Organic research – 2 recommendations
Compost, processed manure, compost tea, vermicompost
Organic System Plans
Chelates as feed additives
Outdoor access for poultry
Name of final certifying agent on package – private labels
AMS Science and Technology (S&T) program is doing Technical Reports (TR) for National List petitions - $6,000 each.
27 petitions are in process
S&T has completed 4 technical reports and has 6 additional reports in process
7 technical reports have been received from S&T and are under review by NOP and NOSB
7 petitions do not need TR, 3 petitions have not been sent to S&T for a TR
Accessory nutrients – clarification of 1995 recommendation is needed
Pesticide residues in compost
Corn steep liquor
Oversight of material evaluation programs
Plan to have meeting in California
3 municipal waste composts found with bifenthrin residues
Residues exceeded the EPA tolerance for bifenthrin in many crops
CDFA, under consultation with NOP, notified certifiers that these composts were not allowed in organic crop production
NOP has drafted policy that would set a UREC (unavoidable residual environmental contamination) level of 5% of the lowest EPA tolerance level established for the pesticide detected.
Plan to provide policy on this issue later this year.

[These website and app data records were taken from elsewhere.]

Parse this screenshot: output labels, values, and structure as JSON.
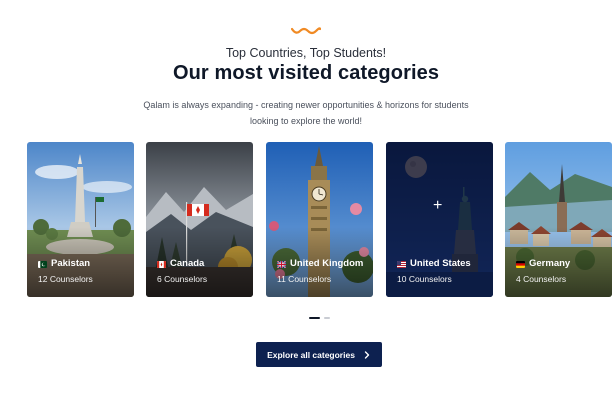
{
  "header": {
    "eyebrow": "Top Countries, Top Students!",
    "title": "Our most visited categories",
    "description": "Qalam is always expanding - creating newer opportunities & horizons for students looking to explore the world!"
  },
  "cards": [
    {
      "country": "Pakistan",
      "counselors": "12 Counselors"
    },
    {
      "country": "Canada",
      "counselors": "6 Counselors"
    },
    {
      "country": "United Kingdom",
      "counselors": "11 Counselors"
    },
    {
      "country": "United States",
      "counselors": "10 Counselors"
    },
    {
      "country": "Germany",
      "counselors": "4 Counselors"
    }
  ],
  "carousel": {
    "active_page": 1,
    "page_count": 2
  },
  "cta": {
    "label": "Explore all categories"
  },
  "colors": {
    "accent": "#f08a24",
    "brand_dark": "#0d2150"
  }
}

Increasingly liberal use of the term “organic” on products in “made with” category.
“Made with” category restricts use of the term “organic” to certain font size and format restrictions on principal display panel.
Plan to clarify that use of term “organic” is restricted to use as specified in 205.304 and that use of the term “organic” in a brand name must meet requirements in 205.304.
Corn steep liquor is a product of the wet milling process. Other products of wet milling include corn gluten, corn meal, corn syrup and corn starch.
OMRI, WSDA and others accepted corn steep liquor as a nonsynthetic for many years.
The addition of sulfur dioxide is part of the wet milling process. There is a debate about whether the addition of sulfur dioxide causes chemical changes to the corn and makes it a synthetic.
As of November 2, 2009 WSDA is no longer allowing products with corn steep liquor. OMRI is in the process of removing all of their products from the OMRI list. In the meantime you have some products allowed and some prohibited.
Inconsistency in approved materials – some certifiers allow, some prohibit certain inputs; some products prohibited by NOP/CDFA listed by OMRI or WSDA due to each organization’s procedures.
Impact on businesses that have product that was previously approved suddenly prohibited.
Impact on certified organic farms that have purchased product that is now prohibited.
Impact on certified organic farms that use products that were approved and are now prohibited.
NOP lack of authority over material manufacturers.
"An organic farm, properly speaking, is not one that uses certain methods and substances and avoids others; it is a farm whose structure is formed in imitation of the structure of a natural system that has the integrity, the independence and the benign dependence of an organism.“
--Wendell Berry,Farmer and Author,Henry County, Kentucky, 1982